The research found that, over the last eight years, drone strikes have “killed 2,562-3,325 people in Pakistan, of whom 474-881 were civilians, including 176 children.” Meanwhile, only 2 percent of those killed were “high-level” targets. This means that the strikes have killed three times as many children as terrorist leaders. The report also shows that the impact of the drone war isn’t limited to those directly affected by strikes because the constant presence of drones overhead “terrorizes men, women, and children, giving rise to anxiety and psychological trauma among civilian communities. ” People in these regions have become afraid to render assistance to innocent victims or to attend funerals, as both rescuers and mourners have been targeted for secondary strikes.

The report’s findings are irrefutably stunning. Even more so is the fact that these revelations won’t play any role at all in the pending presidential campaign.

(Source: azspot)

Senate Overwhelmingly Backs New Anti-Iran Resolution

Early Saturday morning the US Senate passed a non-binding resolution 90 to 1 expressing the sentiment that the US must “do everything possible” to prevent Iran from developing nuclear weapons, and openly spurning a “containment” policy.

The resolution came out of Israeli Prime Minister Benjamin Netanyahu’s demands for a “red line” by the US on military action, and while the resolution is not in and of itself an authorization for military action it continues to express the sentiment that an offensive war against Iran is a viable option.

The sole “no” vote was cast by Sen. Rand Paul (R – KY), who argued that the resolution would inevitably be used as an excuse for the use of military force against Iran. Sen. Paul did, however, go on to say he is opposed to containment as well.

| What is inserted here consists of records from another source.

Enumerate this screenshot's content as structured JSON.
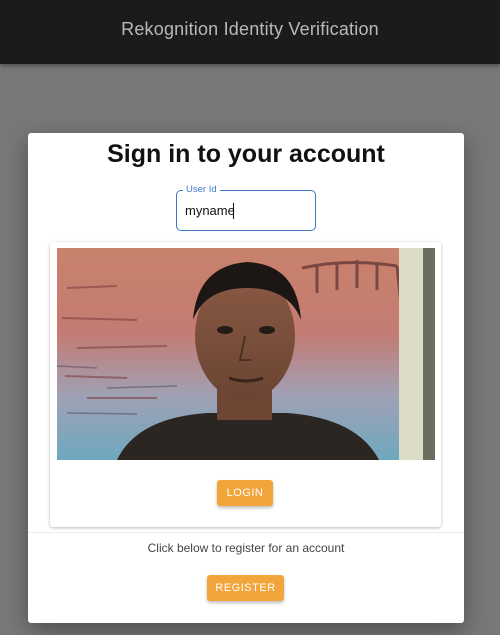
{
  "appbar": {
    "title": "Rekognition Identity Verification"
  },
  "dialog": {
    "heading": "Sign in to your account",
    "user_field": {
      "label": "User Id",
      "value": "myname"
    },
    "camera": {
      "description": "webcam-feed"
    },
    "login_label": "LOGIN",
    "register_prompt": "Click below to register for an account",
    "register_label": "REGISTER"
  },
  "colors": {
    "appbar": "#1b1b1b",
    "backdrop": "#787878",
    "accent_button": "#f2a53a",
    "field_outline": "#3f79c6"
  }
}
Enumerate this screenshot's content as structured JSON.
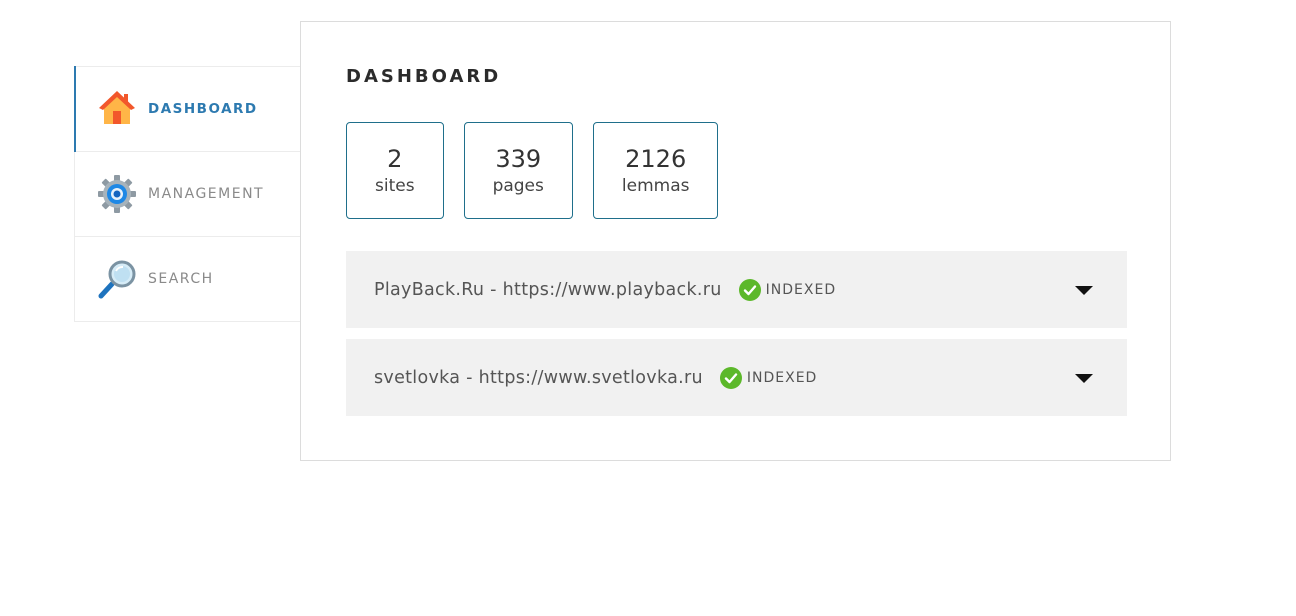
{
  "sidebar": {
    "items": [
      {
        "label": "DASHBOARD",
        "icon": "house-icon",
        "active": true
      },
      {
        "label": "MANAGEMENT",
        "icon": "gear-icon",
        "active": false
      },
      {
        "label": "SEARCH",
        "icon": "magnifier-icon",
        "active": false
      }
    ]
  },
  "main": {
    "title": "DASHBOARD",
    "stats": [
      {
        "value": "2",
        "label": "sites"
      },
      {
        "value": "339",
        "label": "pages"
      },
      {
        "value": "2126",
        "label": "lemmas"
      }
    ],
    "sites": [
      {
        "name": "PlayBack.Ru - https://www.playback.ru",
        "status": "INDEXED"
      },
      {
        "name": "svetlovka - https://www.svetlovka.ru",
        "status": "INDEXED"
      }
    ]
  },
  "colors": {
    "accent": "#2d7ab0",
    "stat_border": "#1f6f8b",
    "status_green": "#5cb82a",
    "row_bg": "#f1f1f1"
  }
}
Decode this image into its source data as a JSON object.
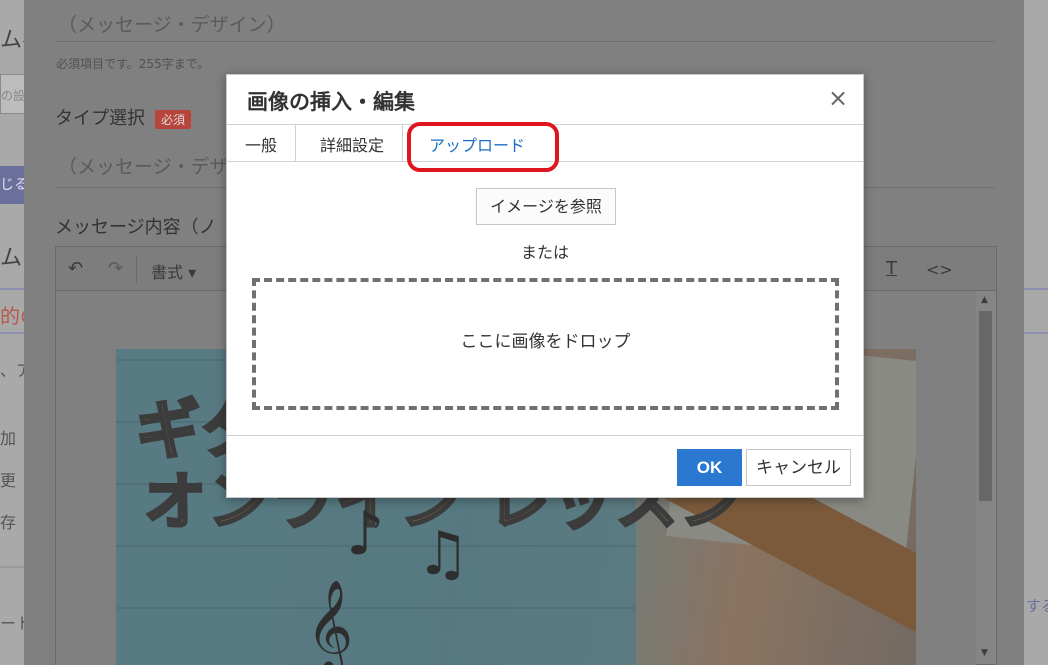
{
  "background": {
    "form": {
      "name_placeholder": "（メッセージ・デザイン）",
      "name_hint": "必須項目です。255字まで。",
      "type_label": "タイプ選択",
      "required_badge": "必須",
      "type_placeholder": "（メッセージ・デザ",
      "content_label": "メッセージ内容（ノ"
    },
    "left_fragments": [
      "ム名",
      "の設",
      "じる",
      "ムの",
      "的の",
      "、ア",
      "加",
      "更",
      "存",
      "ート"
    ],
    "right_fragment": "する",
    "toolbar": {
      "undo_icon": "↶",
      "redo_icon": "↷",
      "format_label": "書式 ▾",
      "clear_format_icon": "T",
      "source_icon": "<>"
    },
    "image_overlay": {
      "line1": "ギタ",
      "line2": "オンライン レッスン"
    }
  },
  "dialog": {
    "title": "画像の挿入・編集",
    "close_icon": "×",
    "tabs": [
      {
        "label": "一般"
      },
      {
        "label": "詳細設定"
      },
      {
        "label": "アップロード"
      }
    ],
    "active_tab": "アップロード",
    "browse_button": "イメージを参照",
    "or_text": "または",
    "drop_zone_text": "ここに画像をドロップ",
    "ok_button": "OK",
    "cancel_button": "キャンセル"
  },
  "colors": {
    "accent": "#2a78d0",
    "highlight": "#e0161e",
    "active_tab": "#1a6ec4"
  }
}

On the surface the resolution is similar to countless others, urging diplomatic pressure and economic sanctions against Iran to force compliance, but the explicit rejection of “containment” suggests they are uncomfortable with allowing Iran to maintain a civilian nuclear program without a specific imprimatur from the UN Security Council to do so, and the resolution also demands Iran forever abandon its right to enrich uranium for civilian purposes.

Bipartisanship!